**Exercise description**
From the entries below, pull out each line where "work" appears.

Recorded data
• • •

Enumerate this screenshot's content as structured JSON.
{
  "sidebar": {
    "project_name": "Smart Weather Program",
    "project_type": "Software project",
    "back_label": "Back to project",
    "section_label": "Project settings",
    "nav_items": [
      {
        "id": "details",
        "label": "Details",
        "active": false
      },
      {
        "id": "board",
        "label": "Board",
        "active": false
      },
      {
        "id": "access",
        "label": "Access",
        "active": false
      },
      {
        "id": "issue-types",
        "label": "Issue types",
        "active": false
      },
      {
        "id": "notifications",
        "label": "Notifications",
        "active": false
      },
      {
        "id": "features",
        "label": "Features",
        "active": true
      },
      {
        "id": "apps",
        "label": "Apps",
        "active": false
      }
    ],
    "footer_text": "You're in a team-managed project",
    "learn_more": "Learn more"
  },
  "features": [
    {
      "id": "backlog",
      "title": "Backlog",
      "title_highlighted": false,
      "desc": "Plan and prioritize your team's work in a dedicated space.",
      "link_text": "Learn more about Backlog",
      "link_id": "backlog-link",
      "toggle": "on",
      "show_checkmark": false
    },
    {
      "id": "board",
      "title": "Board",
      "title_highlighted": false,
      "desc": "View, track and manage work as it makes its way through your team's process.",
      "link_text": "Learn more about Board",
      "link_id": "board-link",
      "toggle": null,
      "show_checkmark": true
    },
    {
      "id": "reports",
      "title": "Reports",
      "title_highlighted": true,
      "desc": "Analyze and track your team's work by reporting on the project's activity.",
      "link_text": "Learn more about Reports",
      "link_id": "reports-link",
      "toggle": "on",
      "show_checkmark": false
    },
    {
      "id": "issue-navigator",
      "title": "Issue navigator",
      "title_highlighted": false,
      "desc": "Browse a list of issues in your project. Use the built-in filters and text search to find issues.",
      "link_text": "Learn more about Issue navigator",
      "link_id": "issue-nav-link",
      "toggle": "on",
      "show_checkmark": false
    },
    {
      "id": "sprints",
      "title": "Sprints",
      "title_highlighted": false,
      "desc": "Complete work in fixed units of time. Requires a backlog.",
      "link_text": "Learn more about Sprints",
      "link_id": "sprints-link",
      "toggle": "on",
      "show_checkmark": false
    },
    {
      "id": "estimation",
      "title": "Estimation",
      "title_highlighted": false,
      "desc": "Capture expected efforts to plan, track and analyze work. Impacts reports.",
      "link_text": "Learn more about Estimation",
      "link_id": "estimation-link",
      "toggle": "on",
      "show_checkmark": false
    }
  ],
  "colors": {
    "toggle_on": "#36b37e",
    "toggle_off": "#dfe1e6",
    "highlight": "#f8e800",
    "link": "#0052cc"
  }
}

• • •

**Solution to this problem**
      "desc": "Plan and prioritize your team's work in a dedicated space.",
      "desc": "View, track and manage work as it makes its way through your team's process.",
      "desc": "Analyze and track your team's work by reporting on the project's activity.",
      "desc": "Complete work in fixed units of time. Requires a backlog.",
      "desc": "Capture expected efforts to plan, track and analyze work. Impacts reports.",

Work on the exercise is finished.